Exercise brief:
Each line of the data below containing "screenshot" needs to be listed.
━━━━━ Data section ━━━━━
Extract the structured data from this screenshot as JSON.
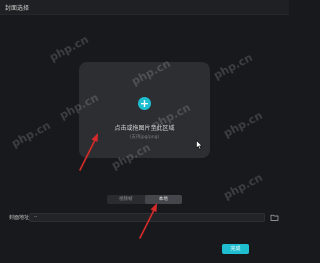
{
  "window": {
    "title": "封面选择"
  },
  "dropzone": {
    "prompt": "点击或拖图片至此区域",
    "hint": "(支持jpg/png)",
    "plus_symbol": "+",
    "icon": "plus-icon"
  },
  "tabs": [
    {
      "label": "视频帧",
      "active": false
    },
    {
      "label": "本地",
      "active": true
    }
  ],
  "cover_path": {
    "label": "封面地址",
    "value": "--"
  },
  "buttons": {
    "confirm_label": "完成",
    "folder_icon": "folder-icon"
  },
  "watermarks": [
    "php.cn",
    "php.cn",
    "php.cn",
    "php.cn",
    "php.cn",
    "php.cn",
    "php.cn",
    "php.cn",
    "php.cn"
  ],
  "colors": {
    "accent": "#1fbdd0",
    "background": "#18191c",
    "panel": "#2d2e32",
    "annotation_arrow": "#d62a2a"
  }
}
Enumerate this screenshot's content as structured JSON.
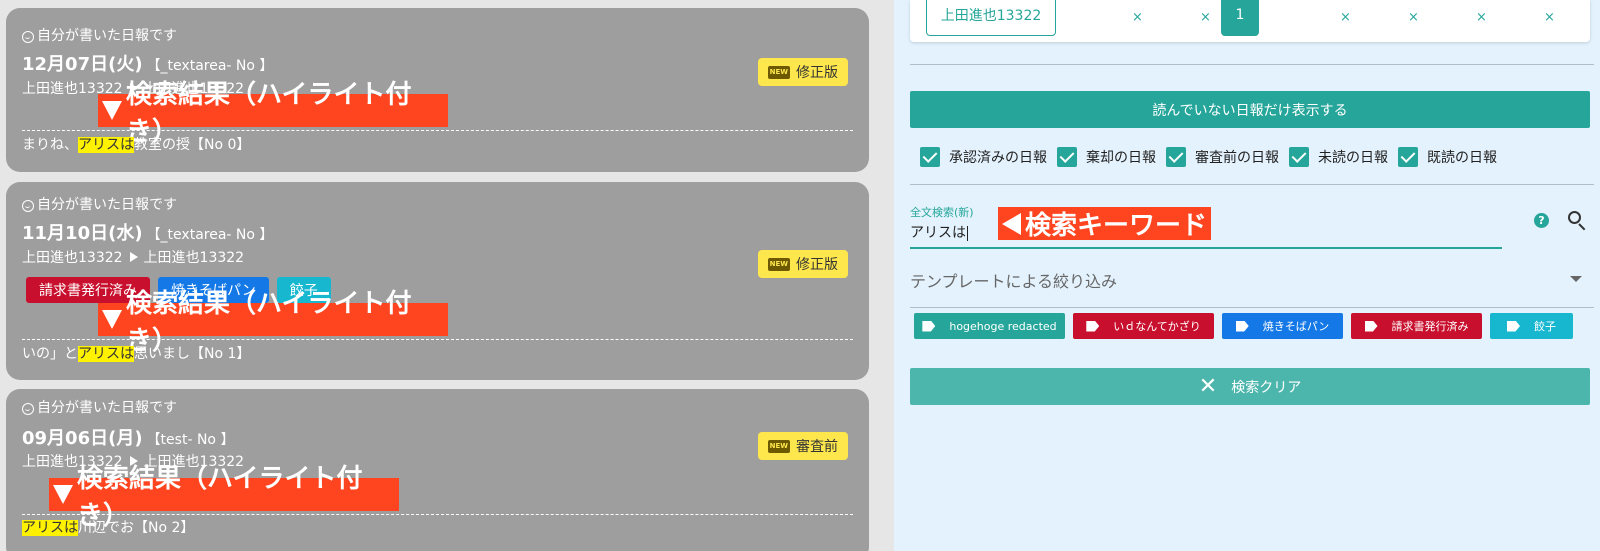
{
  "reports": [
    {
      "mine_label": "自分が書いた日報です",
      "date": "12月07日(火)",
      "tag": "【_textarea- No 】",
      "from": "上田進也13322",
      "to": "上田進也13322",
      "status_badge": "NEW",
      "status": "修正版",
      "annotation": "検索結果（ハイライト付き）",
      "excerpt_before": "まりね、",
      "excerpt_highlight": "アリスは",
      "excerpt_after": "教室の授【No 0】",
      "labels": []
    },
    {
      "mine_label": "自分が書いた日報です",
      "date": "11月10日(水)",
      "tag": "【_textarea- No 】",
      "from": "上田進也13322",
      "to": "上田進也13322",
      "status_badge": "NEW",
      "status": "修正版",
      "annotation": "検索結果（ハイライト付き）",
      "excerpt_before": "いの」と",
      "excerpt_highlight": "アリスは",
      "excerpt_after": "思いまし【No 1】",
      "labels": [
        {
          "text": "請求書発行済み",
          "color": "#c8102e"
        },
        {
          "text": "焼きそばパン",
          "color": "#1479e6"
        },
        {
          "text": "餃子",
          "color": "#17b7d0"
        }
      ]
    },
    {
      "mine_label": "自分が書いた日報です",
      "date": "09月06日(月)",
      "tag": "【test- No 】",
      "from": "上田進也13322",
      "to": "上田進也13322",
      "status_badge": "NEW",
      "status": "審査前",
      "annotation": "検索結果（ハイライト付き）",
      "excerpt_before": "",
      "excerpt_highlight": "アリスは",
      "excerpt_after": "川辺でお【No 2】",
      "labels": []
    }
  ],
  "pager": {
    "current_user": "上田進也13322",
    "x_marks": [
      "×",
      "×",
      "×",
      "×",
      "×",
      "×"
    ],
    "page": "1"
  },
  "unread_button": "読んでいない日報だけ表示する",
  "checkboxes": [
    {
      "label": "承認済みの日報",
      "checked": true
    },
    {
      "label": "棄却の日報",
      "checked": true
    },
    {
      "label": "審査前の日報",
      "checked": true
    },
    {
      "label": "未読の日報",
      "checked": true
    },
    {
      "label": "既読の日報",
      "checked": true
    }
  ],
  "search": {
    "label": "全文検索(新)",
    "value": "アリスは",
    "annotation": "検索キーワード",
    "help": "?"
  },
  "template_filter": "テンプレートによる絞り込み",
  "tag_chips": [
    {
      "text": "hogehoge redacted",
      "color": "#26a69a"
    },
    {
      "text": "いｄなんてかざり",
      "color": "#c8102e"
    },
    {
      "text": "焼きそばパン",
      "color": "#1479e6"
    },
    {
      "text": "請求書発行済み",
      "color": "#c8102e"
    },
    {
      "text": "餃子",
      "color": "#17b7d0"
    }
  ],
  "clear_button": "検索クリア",
  "colors": {
    "accent": "#26a69a",
    "annotation": "#ff4520",
    "highlight": "#fff200",
    "badge": "#fde74c"
  }
}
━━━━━
Worked solution:
Extract the structured data from this screenshot as JSON.
Enumerate this screenshot's content as structured JSON.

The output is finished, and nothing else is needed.